Many independent breweries which have sprung up around Northern Ireland over the last few years

Getty Images/iStockphoto

Many independent breweries which have sprung up around Northern Ireland over the last few years

Northern Ireland beer and cider makers will be heading to Dublin next month for one of the biggest events for the food and drink industry in Ireland.

The Irish Craft Beer and Cider Festival at the RDS in Dublin has tripled in size since it began in 2011.

Representing Northern Ireland will be Armagh Cider Company – which recently won business with Tesco; djs Juice and Ciders from Lisburn, trading as Tempted Cider; Hilden Brewery; Mac Ivors Cider from Portadown; Toby's Cider from Armagh, and Whitewater Brewery from Kilkeel, Co Down.

Lisa Maltman, sales and marketing manager with Hilden Brewery, said that interest in craft brewing had exploded in recent times.

And this weekend the company will be hosting its annual beer and music festival at its premises near Lisburn.

"Back in 1981, we were the first company trying to bring real ale back to popularity," she said.

"Now there are a number of great local craft breweries. The consumer is better educated and more well-travelled, there is more choice for the consumer and craft beer is all about flavour and style, which you can't get with the mass produced stuff."

Ms Maltman said that taking part in the Dublin festival was a big boost for business.

"It's a brilliant opportunity to network and meet other brewers from all over Ireland and it's an opportunity to show off new and established products to new customers.

"We'll most likely be exhibiting Headless Dog, Belfast Blonde and our award-winning Twisted Hop."

Looking ahead, she added: "We've just invested in equipment which will help triple our capacity, we're now being sold from Asda and by the end of 2014, we will be exporting to the Czech Republic, Poland, Sweden, Norway and will have an improved distribution network in the UK."

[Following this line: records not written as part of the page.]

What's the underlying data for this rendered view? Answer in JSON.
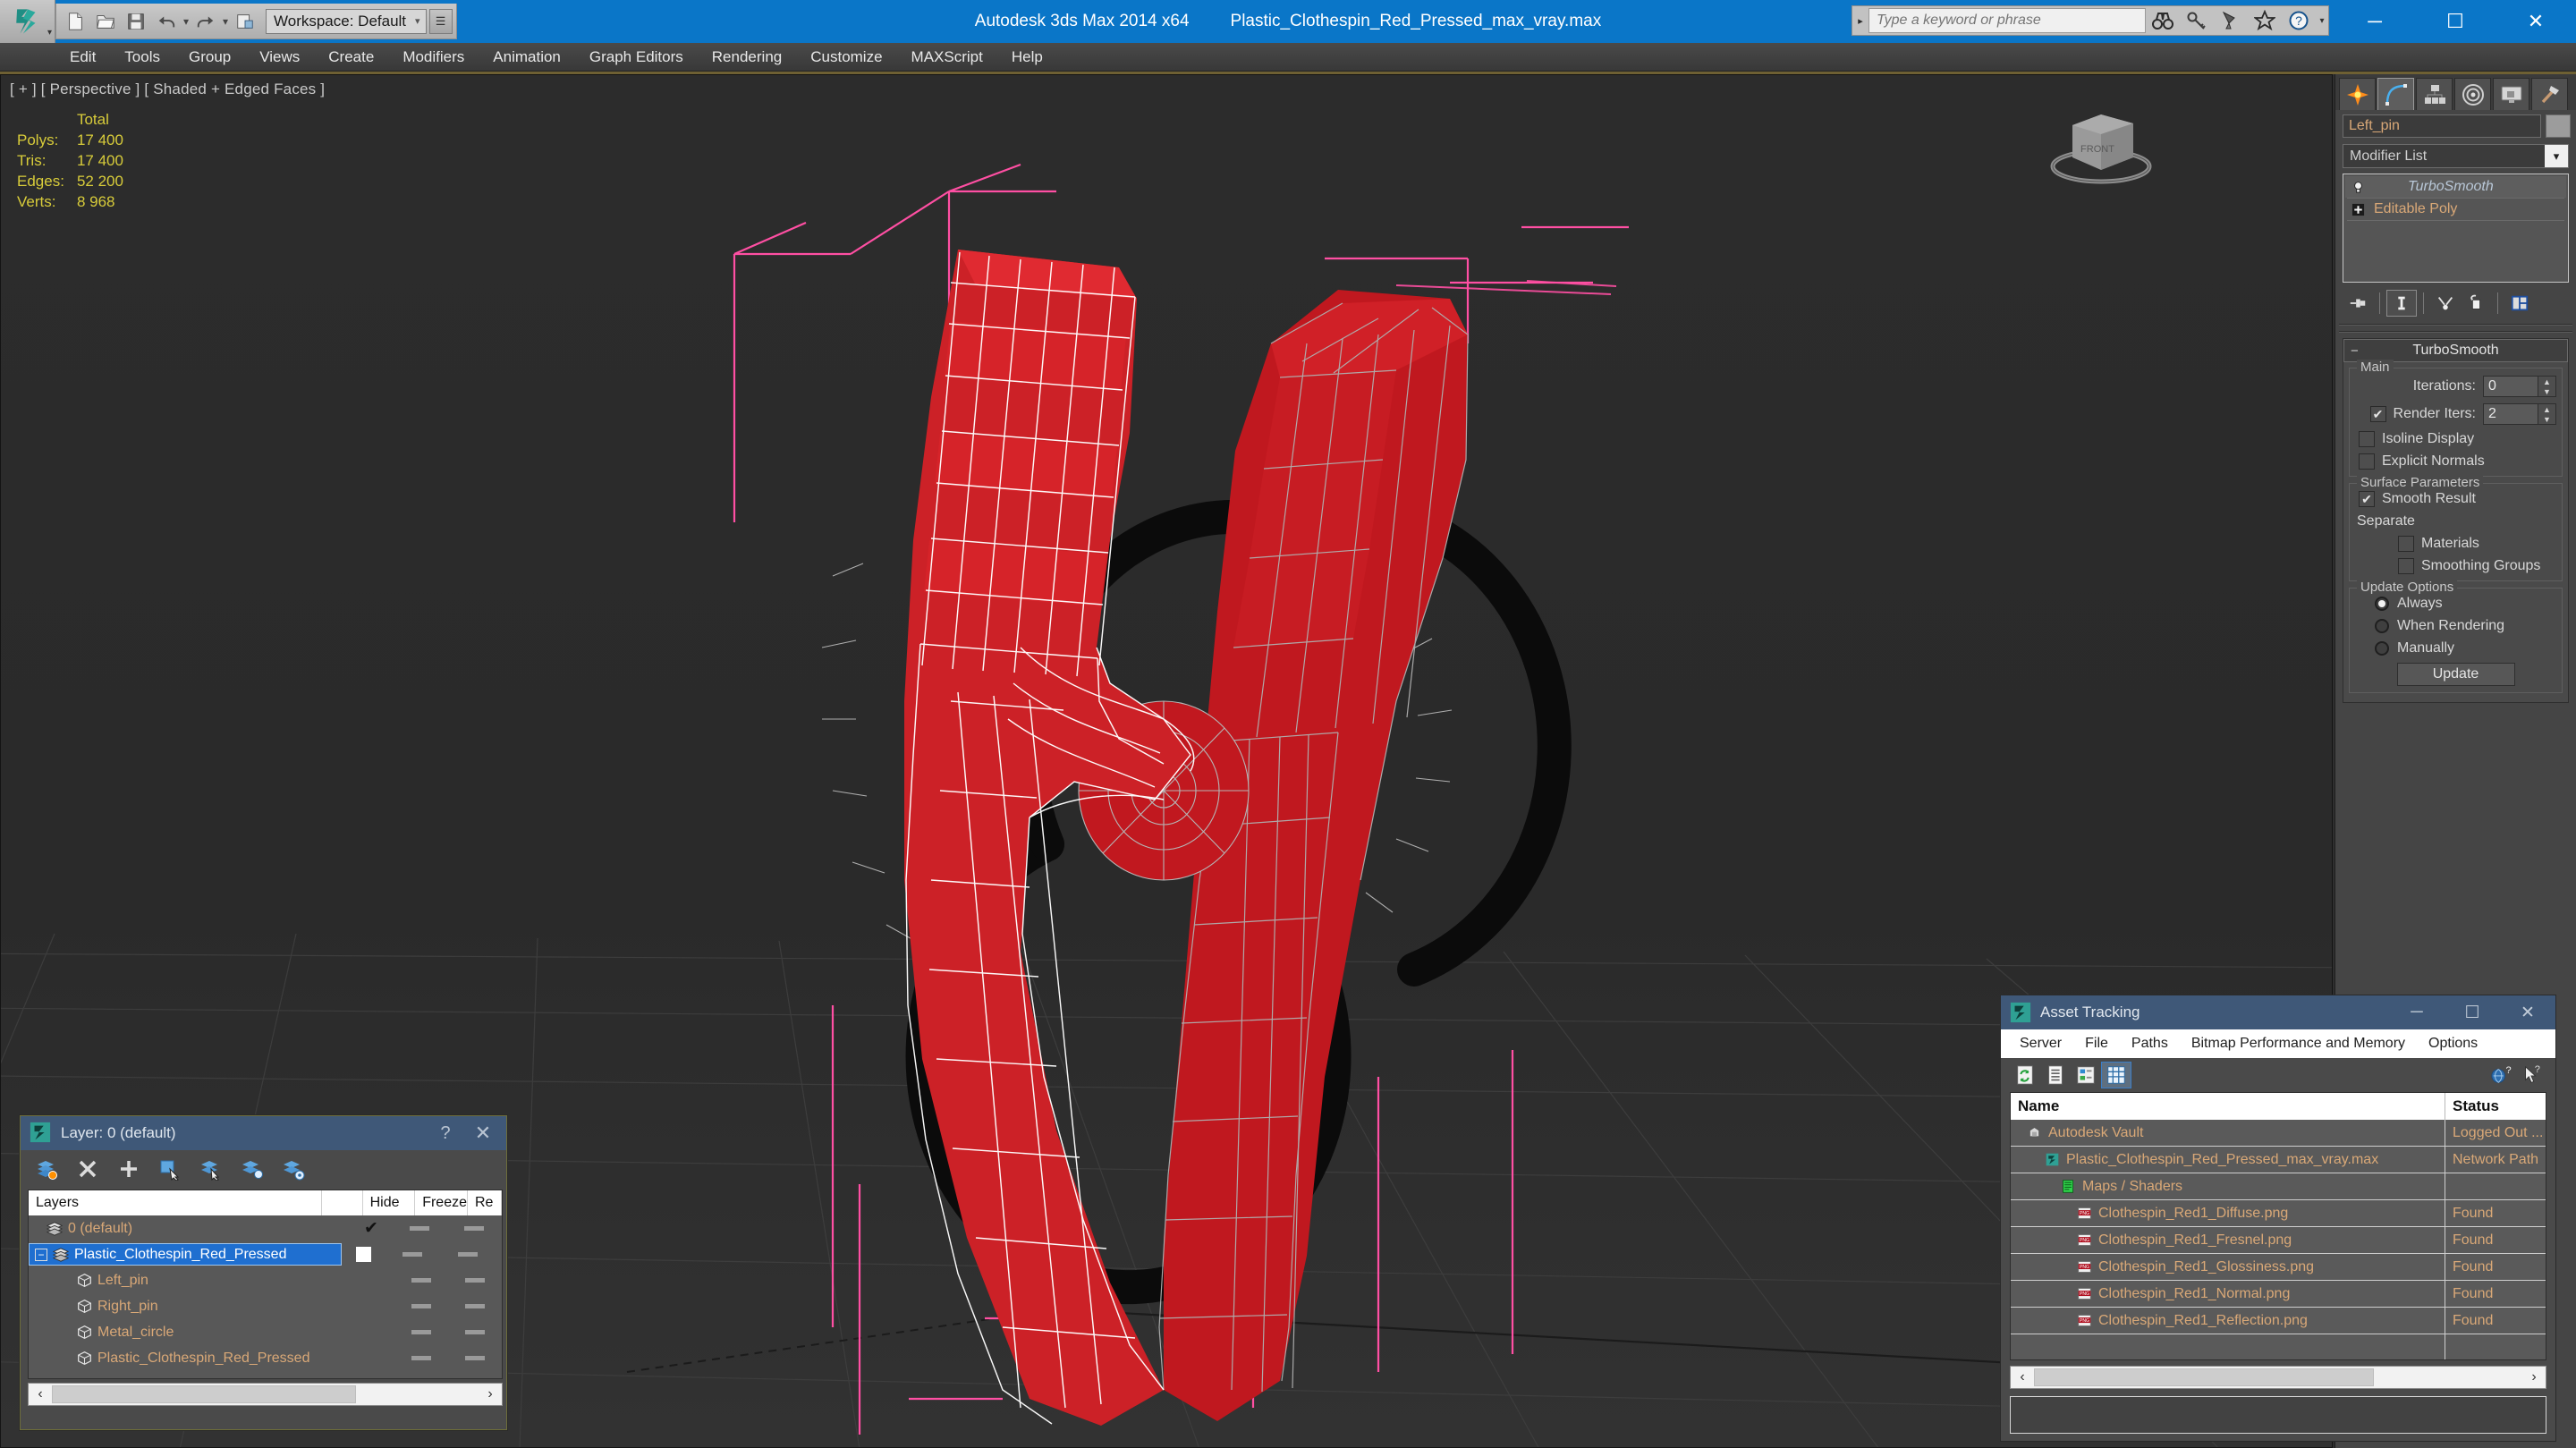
{
  "titlebar": {
    "workspace_label": "Workspace: Default",
    "app_title": "Autodesk 3ds Max  2014 x64",
    "file_title": "Plastic_Clothespin_Red_Pressed_max_vray.max",
    "search_placeholder": "Type a keyword or phrase",
    "minimize": "─",
    "maximize": "☐",
    "close": "✕",
    "quick_access": [
      "new-icon",
      "open-icon",
      "save-icon",
      "undo-icon",
      "redo-icon",
      "set-project-icon"
    ],
    "search_icons": [
      "binoculars-icon",
      "key-icon",
      "satellite-icon",
      "star-icon",
      "help-icon"
    ]
  },
  "menu": {
    "items": [
      "Edit",
      "Tools",
      "Group",
      "Views",
      "Create",
      "Modifiers",
      "Animation",
      "Graph Editors",
      "Rendering",
      "Customize",
      "MAXScript",
      "Help"
    ]
  },
  "viewport": {
    "label": "[ + ] [ Perspective ] [ Shaded + Edged Faces ]",
    "stats": {
      "header": "Total",
      "rows": [
        {
          "label": "Polys:",
          "value": "17 400"
        },
        {
          "label": "Tris:",
          "value": "17 400"
        },
        {
          "label": "Edges:",
          "value": "52 200"
        },
        {
          "label": "Verts:",
          "value": "8 968"
        }
      ]
    },
    "viewcube_face": "FRONT",
    "bg_color": "#2b2b2b",
    "model_color": "#cc2127",
    "selected_wire_color": "#ffffff",
    "unselected_wire_color": "#b4b4b4",
    "gizmo_color": "#ff49a0"
  },
  "command_panel": {
    "tabs": [
      "create-tab-icon",
      "modify-tab-icon",
      "hierarchy-tab-icon",
      "motion-tab-icon",
      "display-tab-icon",
      "utilities-tab-icon"
    ],
    "active_tab_index": 1,
    "object_name": "Left_pin",
    "modifier_list_label": "Modifier List",
    "stack": [
      {
        "name": "TurboSmooth",
        "italic": true,
        "selected": true,
        "icon": "light-bulb-icon"
      },
      {
        "name": "Editable Poly",
        "italic": false,
        "selected": false,
        "icon": "plus-box-icon"
      }
    ],
    "stack_tools": [
      "pin-stack-icon",
      "show-end-result-icon",
      "make-unique-icon",
      "remove-modifier-icon",
      "configure-modifier-sets-icon"
    ],
    "rollout": {
      "title": "TurboSmooth",
      "groups": [
        {
          "label": "Main",
          "iterations_label": "Iterations:",
          "iterations_value": "0",
          "render_iters_label": "Render Iters:",
          "render_iters_value": "2",
          "render_iters_checked": true,
          "isoline_label": "Isoline Display",
          "isoline_checked": false,
          "explicit_label": "Explicit Normals",
          "explicit_checked": false
        },
        {
          "label": "Surface Parameters",
          "smooth_result_label": "Smooth Result",
          "smooth_result_checked": true,
          "separate_label": "Separate",
          "materials_label": "Materials",
          "materials_checked": false,
          "smoothing_groups_label": "Smoothing Groups",
          "smoothing_groups_checked": false
        },
        {
          "label": "Update Options",
          "options": [
            "Always",
            "When Rendering",
            "Manually"
          ],
          "selected_option": 0,
          "update_button": "Update"
        }
      ]
    }
  },
  "layer_dialog": {
    "title": "Layer: 0 (default)",
    "help_glyph": "?",
    "close_glyph": "✕",
    "toolbar": [
      "new-layer-icon",
      "delete-layer-icon",
      "add-selection-icon",
      "select-objects-icon",
      "select-layer-icon",
      "highlight-layer-icon",
      "layer-properties-icon"
    ],
    "columns": [
      "Layers",
      "",
      "Hide",
      "Freeze",
      "Re"
    ],
    "rows": [
      {
        "name": "0 (default)",
        "indent": 0,
        "selected": false,
        "current": true,
        "has_expander": false,
        "hide": "dash",
        "freeze": "dash"
      },
      {
        "name": "Plastic_Clothespin_Red_Pressed",
        "indent": 0,
        "selected": true,
        "current": false,
        "has_expander": true,
        "hide": "dash",
        "freeze": "dash"
      },
      {
        "name": "Left_pin",
        "indent": 1,
        "selected": false,
        "current": false,
        "has_expander": false,
        "hide": "dash",
        "freeze": "dash"
      },
      {
        "name": "Right_pin",
        "indent": 1,
        "selected": false,
        "current": false,
        "has_expander": false,
        "hide": "dash",
        "freeze": "dash"
      },
      {
        "name": "Metal_circle",
        "indent": 1,
        "selected": false,
        "current": false,
        "has_expander": false,
        "hide": "dash",
        "freeze": "dash"
      },
      {
        "name": "Plastic_Clothespin_Red_Pressed",
        "indent": 1,
        "selected": false,
        "current": false,
        "has_expander": false,
        "hide": "dash",
        "freeze": "dash"
      }
    ],
    "scroll_left": "‹",
    "scroll_right": "›"
  },
  "asset_tracking": {
    "title": "Asset Tracking",
    "minimize": "─",
    "maximize": "☐",
    "close": "✕",
    "menu": [
      "Server",
      "File",
      "Paths",
      "Bitmap Performance and Memory",
      "Options"
    ],
    "toolbar": [
      "refresh-icon",
      "list-view-icon",
      "details-view-icon",
      "grid-view-icon"
    ],
    "toolbar_right": [
      "help-globe-icon",
      "help-cursor-icon"
    ],
    "columns": [
      "Name",
      "Status"
    ],
    "rows": [
      {
        "name": "Autodesk Vault",
        "status": "Logged Out ...",
        "indent": 0,
        "icon": "vault-icon"
      },
      {
        "name": "Plastic_Clothespin_Red_Pressed_max_vray.max",
        "status": "Network Path",
        "indent": 1,
        "icon": "max-file-icon"
      },
      {
        "name": "Maps / Shaders",
        "status": "",
        "indent": 2,
        "icon": "maps-shaders-icon"
      },
      {
        "name": "Clothespin_Red1_Diffuse.png",
        "status": "Found",
        "indent": 3,
        "icon": "png-icon"
      },
      {
        "name": "Clothespin_Red1_Fresnel.png",
        "status": "Found",
        "indent": 3,
        "icon": "png-icon"
      },
      {
        "name": "Clothespin_Red1_Glossiness.png",
        "status": "Found",
        "indent": 3,
        "icon": "png-icon"
      },
      {
        "name": "Clothespin_Red1_Normal.png",
        "status": "Found",
        "indent": 3,
        "icon": "png-icon"
      },
      {
        "name": "Clothespin_Red1_Reflection.png",
        "status": "Found",
        "indent": 3,
        "icon": "png-icon"
      }
    ],
    "scroll_left": "‹",
    "scroll_right": "›",
    "status_text": ""
  }
}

The Dublin festival attracted over 11,000 visitors last year –and organisers are once again predicting a record turn-out of visitors, which could mean big sales and massive exposure for the Northern Ireland firms taking part.

This year's line-up consists of over 40 breweries and cider makers exhibiting over 200 Irish-produced beverages.

In comparison to last year's 25 producers, this year has seen an increase of over 60% in the number of breweries attending, a reflection of the massive growth of the market sector.

Seamus O'Hara, co-founder of the festival said that the sector was promoting co-operation between growers, entrepreneurs and small businesses, vintners, independent off-licences, retail outlets and marketing and distribution agencies.

Festival co-founder Bruce Mansour added that four years ago, the show had just over 10 exhibitors.

"When we discussed craft beer with patrons, we were met by confused faces and excited palates," he said.

"Now, four years later, we are being educated by our patrons on the diversity and constant growth and expansion of this unique and local industry."

Independent breweries have tripled in numbers in Northern Ireland over the last decade.

Leading the way is Kilkeel's Whitewater Brewery, which has an annual output of around 350,000 bottles.

It, along with other breweries from the province, will attend the Irish Craft Beer and Cider Festival in Dublin's RDS from September 4 to 7.

Belfast Telegraph